→ **WHAT NEEDS TO BE DONE**
Search each line of the data for the word "Photoshop"; copy every line where it is found.

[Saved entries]
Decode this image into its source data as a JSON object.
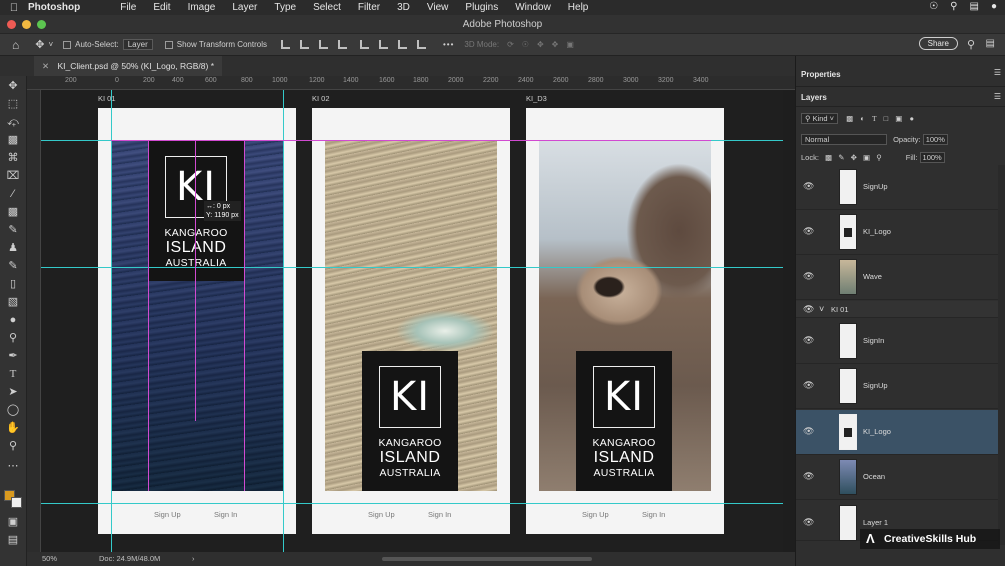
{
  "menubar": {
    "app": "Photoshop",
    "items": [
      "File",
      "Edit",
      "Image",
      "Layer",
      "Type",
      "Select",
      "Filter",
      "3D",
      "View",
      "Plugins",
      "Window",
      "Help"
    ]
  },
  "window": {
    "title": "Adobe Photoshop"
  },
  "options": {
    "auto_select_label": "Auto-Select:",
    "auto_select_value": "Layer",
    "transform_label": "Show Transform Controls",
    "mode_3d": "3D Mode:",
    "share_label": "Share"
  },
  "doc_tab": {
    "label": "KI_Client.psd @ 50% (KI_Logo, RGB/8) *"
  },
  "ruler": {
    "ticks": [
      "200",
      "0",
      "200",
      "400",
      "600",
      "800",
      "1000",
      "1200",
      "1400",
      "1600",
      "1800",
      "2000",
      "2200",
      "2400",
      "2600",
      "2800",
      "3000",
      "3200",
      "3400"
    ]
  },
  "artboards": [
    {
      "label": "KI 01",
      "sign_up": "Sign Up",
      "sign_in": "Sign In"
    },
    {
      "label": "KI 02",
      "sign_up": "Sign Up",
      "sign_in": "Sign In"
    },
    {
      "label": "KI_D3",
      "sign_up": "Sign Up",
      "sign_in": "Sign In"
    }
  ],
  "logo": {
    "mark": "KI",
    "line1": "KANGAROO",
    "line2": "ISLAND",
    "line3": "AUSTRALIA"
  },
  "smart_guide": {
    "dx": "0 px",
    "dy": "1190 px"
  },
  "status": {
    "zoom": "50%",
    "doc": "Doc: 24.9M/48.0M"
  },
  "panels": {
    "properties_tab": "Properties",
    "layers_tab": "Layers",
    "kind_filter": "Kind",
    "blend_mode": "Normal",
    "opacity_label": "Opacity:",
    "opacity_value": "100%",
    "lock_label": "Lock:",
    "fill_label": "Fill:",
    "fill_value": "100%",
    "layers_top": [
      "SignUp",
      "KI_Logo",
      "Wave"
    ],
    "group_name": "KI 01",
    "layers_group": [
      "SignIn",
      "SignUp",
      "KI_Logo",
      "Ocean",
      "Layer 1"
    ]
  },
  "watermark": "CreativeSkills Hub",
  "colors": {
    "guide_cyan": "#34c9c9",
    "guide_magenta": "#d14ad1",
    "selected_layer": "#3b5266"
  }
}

→ **ANSWER BELOW**
    "app": "Photoshop",
    "title": "Adobe Photoshop"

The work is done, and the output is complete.